    You can also write about the ways the person or thing you've lost affected your life in a positive way. There is no right or wrong way to write about grief. 

  • What does grief do to your brain?

    “Grief Brain” is a term commonly used to describe feeling scattered, forgetful, overwhelmed by daily tasks, sad, and angry, and even disoriented. Loss can be traumatic and change the way your brain processes thoughts or even how you think about your identity.

    The intense feelings of grief can shock your brain and cause it to feel confused and foggy. This will improve as you heal and begin to feel better.

Why Trust Verywell Mind

As a Licensed Mental Health Counselor with over 15 years’ experience working with clients to improve mental and emotional health, Mary K Tatum understands the importance of finding quality resources and techniques that work for each person. Not everyone will have the same kind of healing journey, therefore, having lots of options to choose from is vitally important in creating a lifestyle that combats mental illness and promotes health and wellbeing.  

2 Sources
Verywell Mind uses only high-quality sources, including peer-reviewed studies, to support the facts within our articles. Read our editorial process to learn more about how we fact-check and keep our content accurate, reliable, and trustworthy.
  1. University of Washington. The stages of grief: Accepting the unacceptable.

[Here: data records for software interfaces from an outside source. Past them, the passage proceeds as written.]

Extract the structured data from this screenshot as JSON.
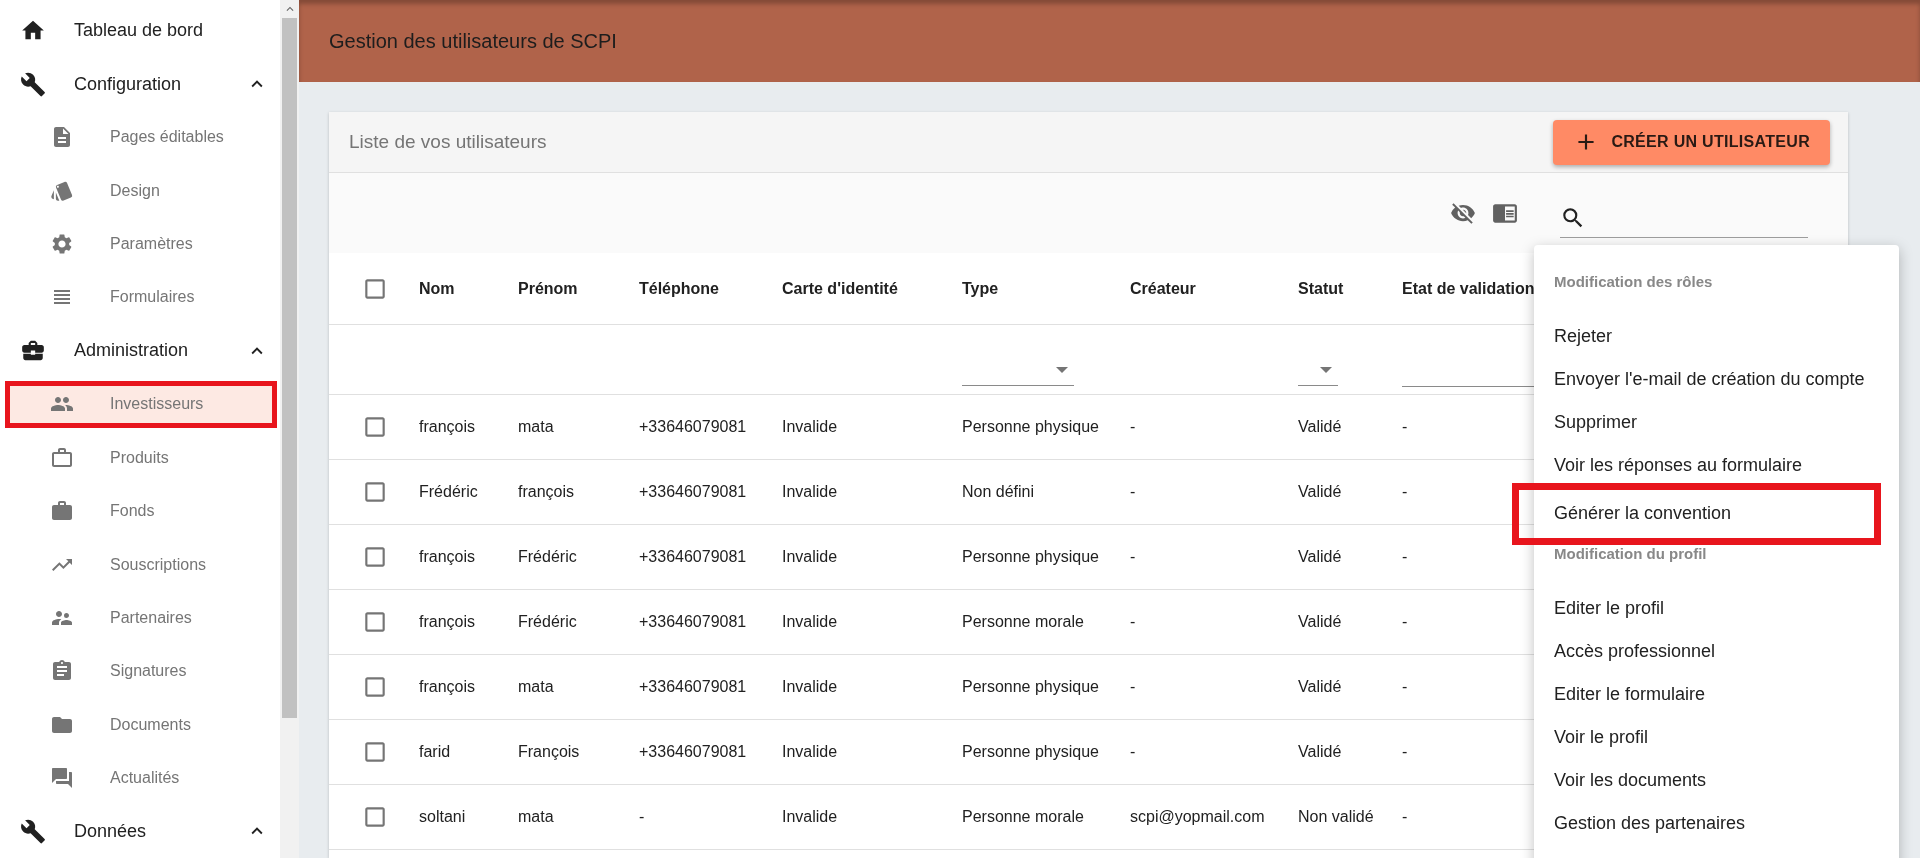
{
  "sidebar": {
    "items": [
      {
        "label": "Tableau de bord",
        "kind": "link",
        "selected": false,
        "annotated": false
      },
      {
        "label": "Configuration",
        "kind": "section",
        "expanded": true,
        "selected": false,
        "annotated": false,
        "children": [
          {
            "label": "Pages éditables",
            "selected": false,
            "annotated": false
          },
          {
            "label": "Design",
            "selected": false,
            "annotated": false
          },
          {
            "label": "Paramètres",
            "selected": false,
            "annotated": false
          },
          {
            "label": "Formulaires",
            "selected": false,
            "annotated": false
          }
        ]
      },
      {
        "label": "Administration",
        "kind": "section",
        "expanded": true,
        "selected": false,
        "annotated": false,
        "children": [
          {
            "label": "Investisseurs",
            "selected": true,
            "annotated": true
          },
          {
            "label": "Produits",
            "selected": false,
            "annotated": false
          },
          {
            "label": "Fonds",
            "selected": false,
            "annotated": false
          },
          {
            "label": "Souscriptions",
            "selected": false,
            "annotated": false
          },
          {
            "label": "Partenaires",
            "selected": false,
            "annotated": false
          },
          {
            "label": "Signatures",
            "selected": false,
            "annotated": false
          },
          {
            "label": "Documents",
            "selected": false,
            "annotated": false
          },
          {
            "label": "Actualités",
            "selected": false,
            "annotated": false
          }
        ]
      },
      {
        "label": "Données",
        "kind": "section",
        "expanded": true,
        "selected": false,
        "annotated": false
      }
    ]
  },
  "header": {
    "title": "Gestion des utilisateurs de SCPI"
  },
  "card": {
    "title": "Liste de vos utilisateurs",
    "create_button": "CRÉER UN UTILISATEUR"
  },
  "table": {
    "columns": [
      {
        "label": "Nom",
        "dropdown_filter": false,
        "text_filter": false
      },
      {
        "label": "Prénom",
        "dropdown_filter": false,
        "text_filter": false
      },
      {
        "label": "Téléphone",
        "dropdown_filter": false,
        "text_filter": false
      },
      {
        "label": "Carte d'identité",
        "dropdown_filter": false,
        "text_filter": false
      },
      {
        "label": "Type",
        "dropdown_filter": true,
        "text_filter": false
      },
      {
        "label": "Créateur",
        "dropdown_filter": false,
        "text_filter": false
      },
      {
        "label": "Statut",
        "dropdown_filter": true,
        "text_filter": false
      },
      {
        "label": "Etat de validation",
        "dropdown_filter": false,
        "text_filter": true
      }
    ],
    "all_checked": false,
    "rows": [
      {
        "checked": false,
        "cells": [
          "françois",
          "mata",
          "+33646079081",
          "Invalide",
          "Personne physique",
          "-",
          "Validé",
          "-"
        ]
      },
      {
        "checked": false,
        "cells": [
          "Frédéric",
          "françois",
          "+33646079081",
          "Invalide",
          "Non défini",
          "-",
          "Validé",
          "-"
        ]
      },
      {
        "checked": false,
        "cells": [
          "françois",
          "Frédéric",
          "+33646079081",
          "Invalide",
          "Personne physique",
          "-",
          "Validé",
          "-"
        ]
      },
      {
        "checked": false,
        "cells": [
          "françois",
          "Frédéric",
          "+33646079081",
          "Invalide",
          "Personne morale",
          "-",
          "Validé",
          "-"
        ]
      },
      {
        "checked": false,
        "cells": [
          "françois",
          "mata",
          "+33646079081",
          "Invalide",
          "Personne physique",
          "-",
          "Validé",
          "-"
        ]
      },
      {
        "checked": false,
        "cells": [
          "farid",
          "François",
          "+33646079081",
          "Invalide",
          "Personne physique",
          "-",
          "Validé",
          "-"
        ]
      },
      {
        "checked": false,
        "cells": [
          "soltani",
          "mata",
          "-",
          "Invalide",
          "Personne morale",
          "scpi@yopmail.com",
          "Non validé",
          "-"
        ]
      }
    ]
  },
  "menu": {
    "items": [
      {
        "kind": "header",
        "label": "Modification des rôles"
      },
      {
        "kind": "item",
        "label": "Rejeter",
        "annotated": false
      },
      {
        "kind": "item",
        "label": "Envoyer l'e-mail de création du compte",
        "annotated": false
      },
      {
        "kind": "item",
        "label": "Supprimer",
        "annotated": false
      },
      {
        "kind": "item",
        "label": "Voir les réponses au formulaire",
        "annotated": false
      },
      {
        "kind": "item",
        "label": "Générer la convention",
        "annotated": true
      },
      {
        "kind": "header",
        "label": "Modification du profil"
      },
      {
        "kind": "item",
        "label": "Editer le profil",
        "annotated": false
      },
      {
        "kind": "item",
        "label": "Accès professionnel",
        "annotated": false
      },
      {
        "kind": "item",
        "label": "Editer le formulaire",
        "annotated": false
      },
      {
        "kind": "item",
        "label": "Voir le profil",
        "annotated": false
      },
      {
        "kind": "item",
        "label": "Voir les documents",
        "annotated": false
      },
      {
        "kind": "item",
        "label": "Gestion des partenaires",
        "annotated": false
      }
    ]
  }
}
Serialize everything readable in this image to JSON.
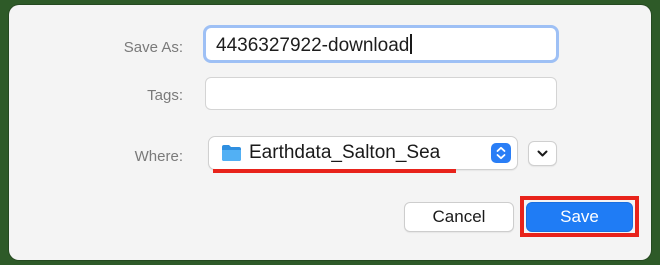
{
  "dialog": {
    "save_as": {
      "label": "Save As:",
      "value": "4436327922-download"
    },
    "tags": {
      "label": "Tags:",
      "value": ""
    },
    "where": {
      "label": "Where:",
      "selected": "Earthdata_Salton_Sea",
      "icon": "folder-icon"
    },
    "buttons": {
      "cancel": "Cancel",
      "save": "Save"
    }
  },
  "colors": {
    "accent": "#1f7cf5",
    "highlight": "#e8231b",
    "focus_ring": "#9ec0f5",
    "folder": "#3fa2ee"
  }
}
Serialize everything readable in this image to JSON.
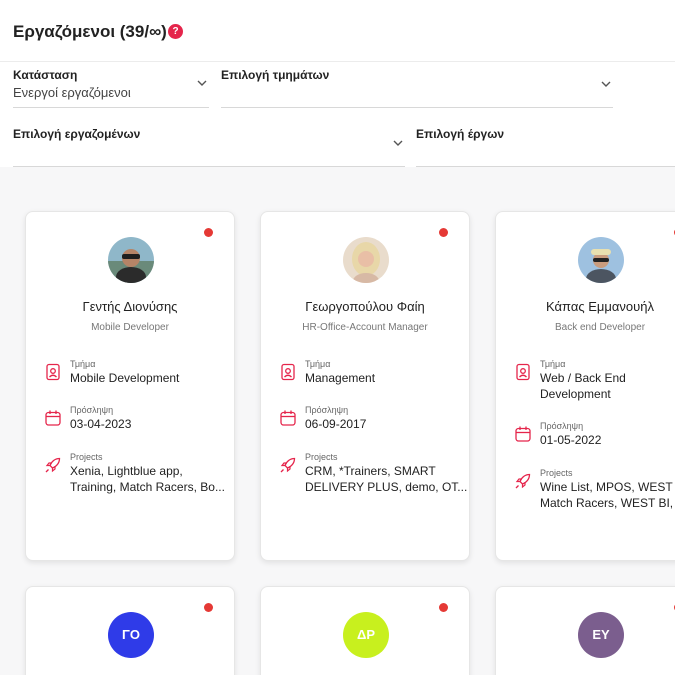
{
  "page": {
    "title": "Εργαζόμενοι (39/∞)",
    "help_badge": "?"
  },
  "filters": {
    "status": {
      "label": "Κατάσταση",
      "value": "Ενεργοί εργαζόμενοι"
    },
    "departments": {
      "label": "Επιλογή τμημάτων"
    },
    "employees": {
      "label": "Επιλογή εργαζομένων"
    },
    "projects": {
      "label": "Επιλογή έργων"
    }
  },
  "info_labels": {
    "department": "Τμήμα",
    "hire_date": "Πρόσληψη",
    "projects": "Projects"
  },
  "colors": {
    "accent": "#e5254b",
    "status_dot": "#e53935"
  },
  "employees": [
    {
      "name": "Γεντής Διονύσης",
      "role": "Mobile Developer",
      "department_line1": "Mobile Development",
      "hire_date": "03-04-2023",
      "projects_line1": "Xenia, Lightblue app,",
      "projects_line2": "Training, Match Racers, Bo..."
    },
    {
      "name": "Γεωργοπούλου Φαίη",
      "role": "HR-Office-Account Manager",
      "department_line1": "Management",
      "hire_date": "06-09-2017",
      "projects_line1": "CRM, *Trainers, SMART",
      "projects_line2": "DELIVERY PLUS, demo, OT..."
    },
    {
      "name": "Κάπας Εμμανουήλ",
      "role": "Back end Developer",
      "department_line1": "Web / Back End",
      "department_line2": "Development",
      "hire_date": "01-05-2022",
      "projects_line1": "Wine List, MPOS, WEST AZ",
      "projects_line2": "Match Racers, WEST BI, *T"
    }
  ],
  "initials_cards": [
    {
      "initials": "ΓΟ",
      "color": "#2f3be8"
    },
    {
      "initials": "ΔΡ",
      "color": "#c8f01e"
    },
    {
      "initials": "ΕΥ",
      "color": "#7b5e8e"
    }
  ]
}
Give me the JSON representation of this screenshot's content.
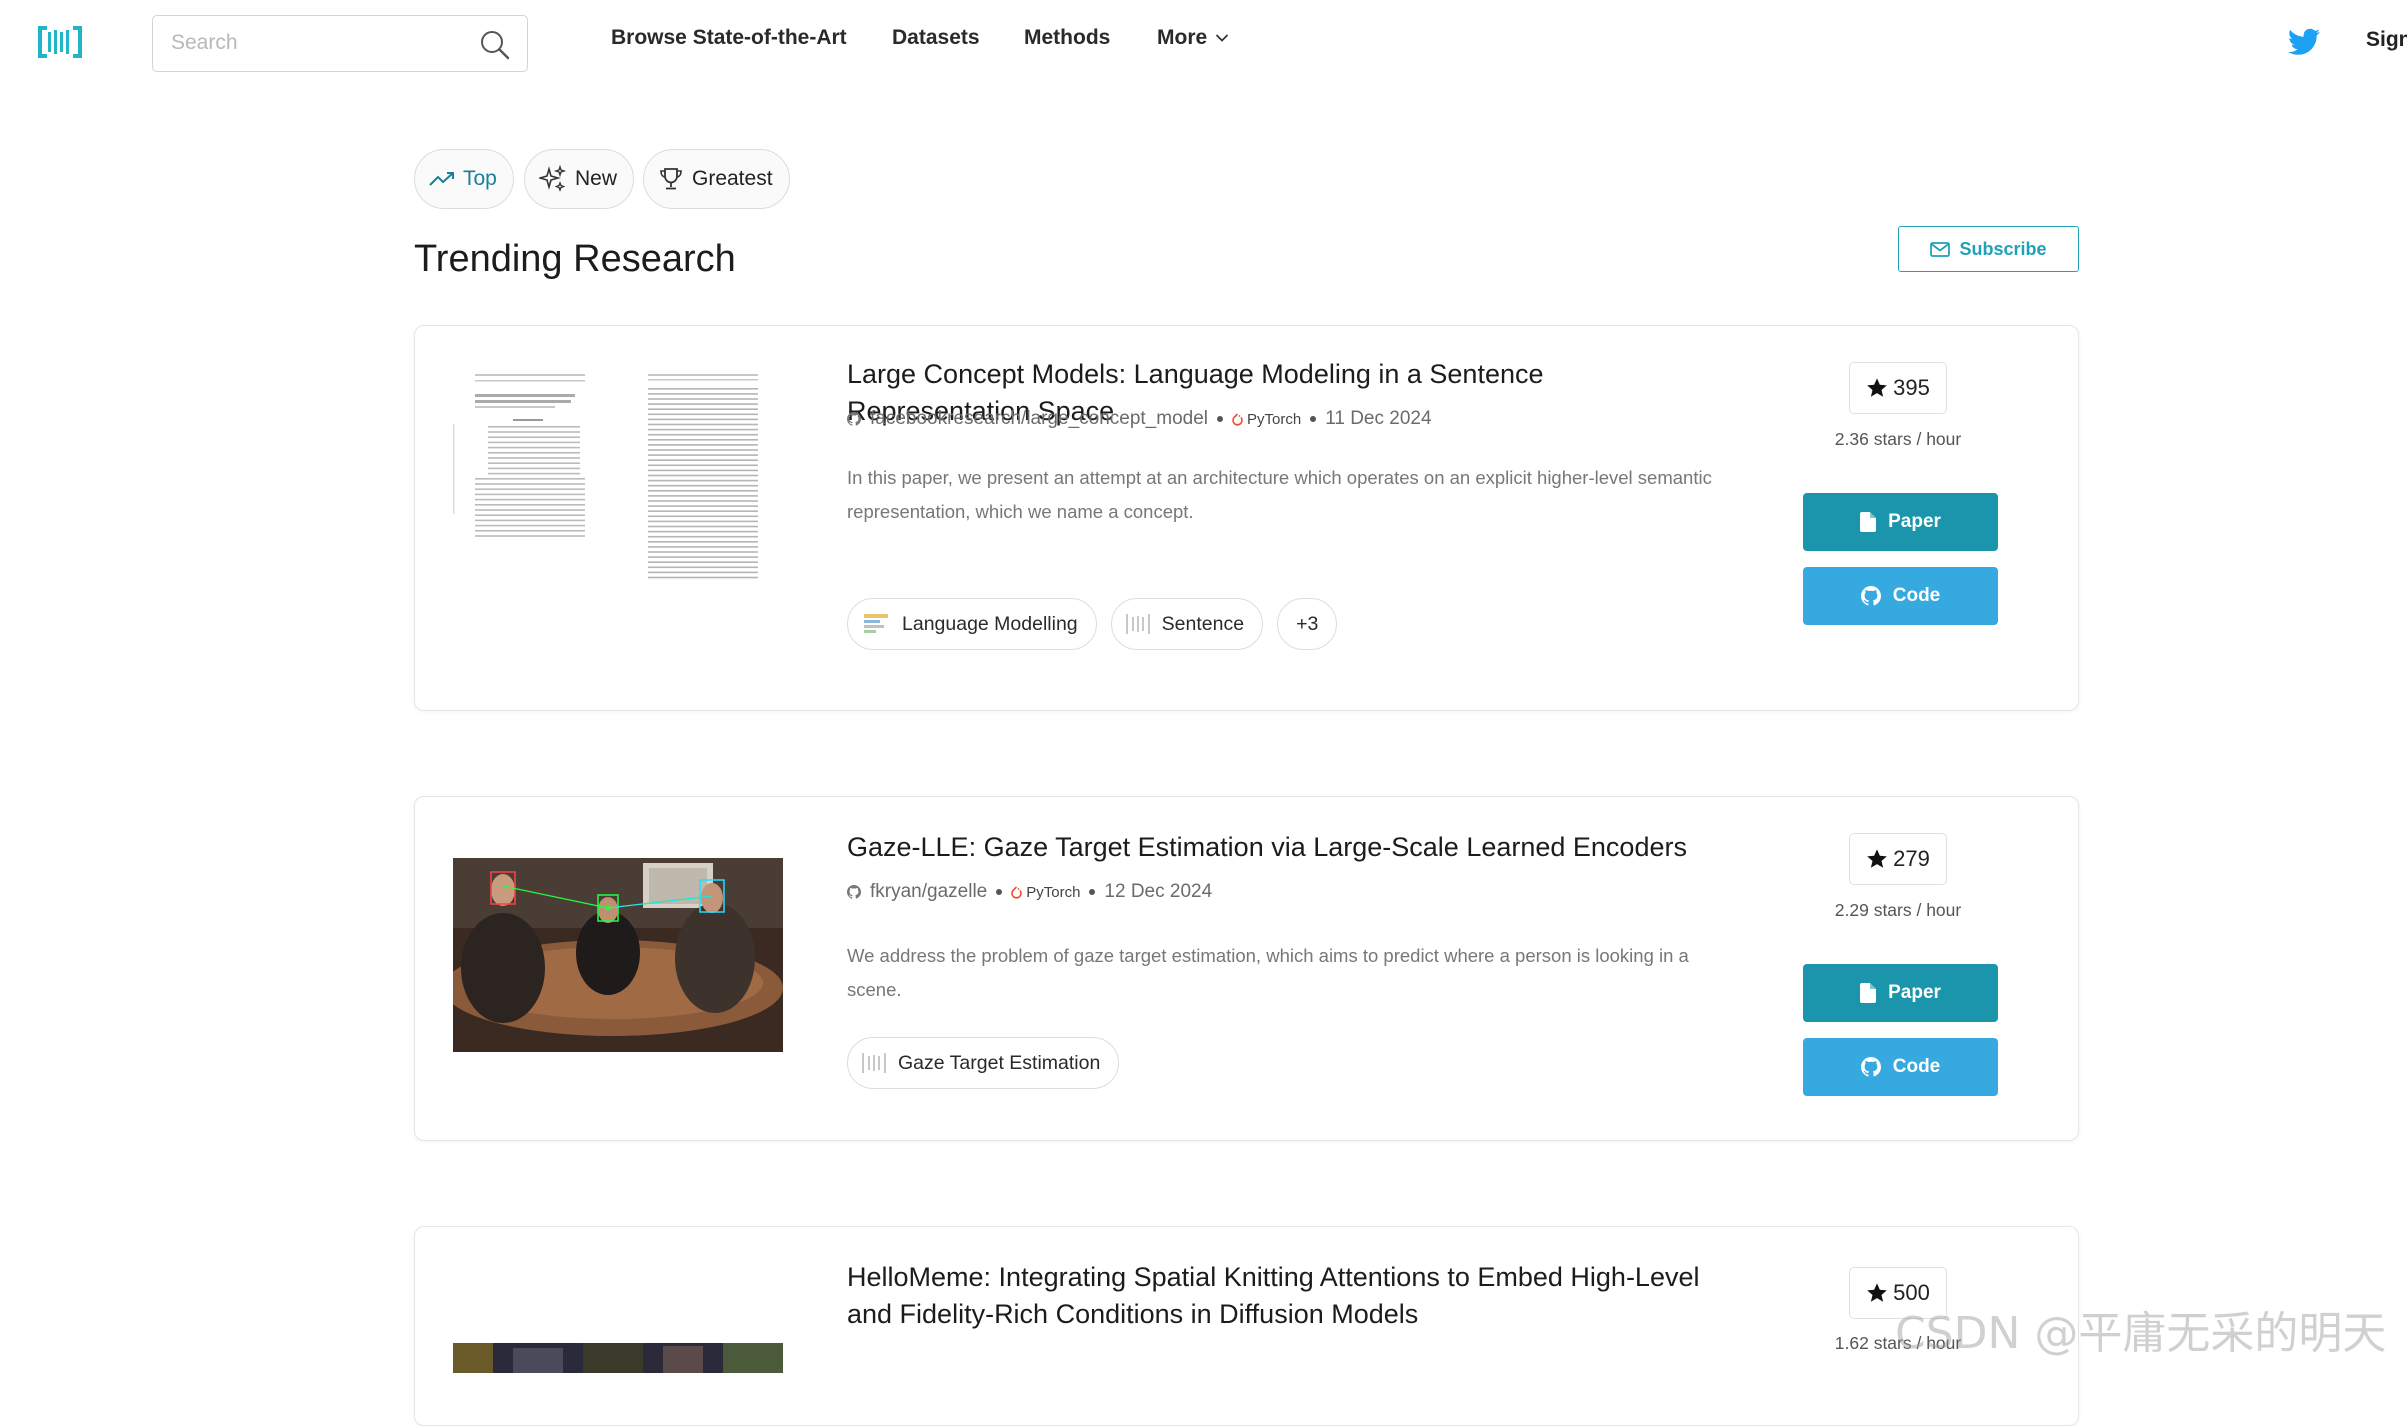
{
  "nav": {
    "search_placeholder": "Search",
    "links": [
      "Browse State-of-the-Art",
      "Datasets",
      "Methods",
      "More"
    ],
    "sign_in": "Sign"
  },
  "filters": {
    "top": "Top",
    "new": "New",
    "greatest": "Greatest",
    "active": "Top"
  },
  "page": {
    "title": "Trending Research",
    "subscribe": "Subscribe"
  },
  "papers": [
    {
      "title": "Large Concept Models: Language Modeling in a Sentence Representation Space",
      "repo": "facebookresearch/large_concept_model",
      "framework": "PyTorch",
      "date": "11 Dec 2024",
      "abstract": "In this paper, we present an attempt at an architecture which operates on an explicit higher-level semantic representation, which we name a concept.",
      "tags": [
        "Language Modelling",
        "Sentence"
      ],
      "more_tags": "+3",
      "stars": "395",
      "rate": "2.36 stars / hour",
      "paper_label": "Paper",
      "code_label": "Code"
    },
    {
      "title": "Gaze-LLE: Gaze Target Estimation via Large-Scale Learned Encoders",
      "repo": "fkryan/gazelle",
      "framework": "PyTorch",
      "date": "12 Dec 2024",
      "abstract": "We address the problem of gaze target estimation, which aims to predict where a person is looking in a scene.",
      "tags": [
        "Gaze Target Estimation"
      ],
      "stars": "279",
      "rate": "2.29 stars / hour",
      "paper_label": "Paper",
      "code_label": "Code"
    },
    {
      "title": "HelloMeme: Integrating Spatial Knitting Attentions to Embed High-Level and Fidelity-Rich Conditions in Diffusion Models",
      "stars": "500",
      "rate": "1.62 stars / hour"
    }
  ],
  "watermark": "CSDN @平庸无采的明天",
  "colors": {
    "accent": "#21a1b7",
    "paper_button": "#1a95ab",
    "code_button": "#36a9e1",
    "twitter": "#1da1f2",
    "pytorch": "#ee4c2c"
  }
}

  2. American Heart Association. How grief rewires the brain and can affect health-and what to do about it.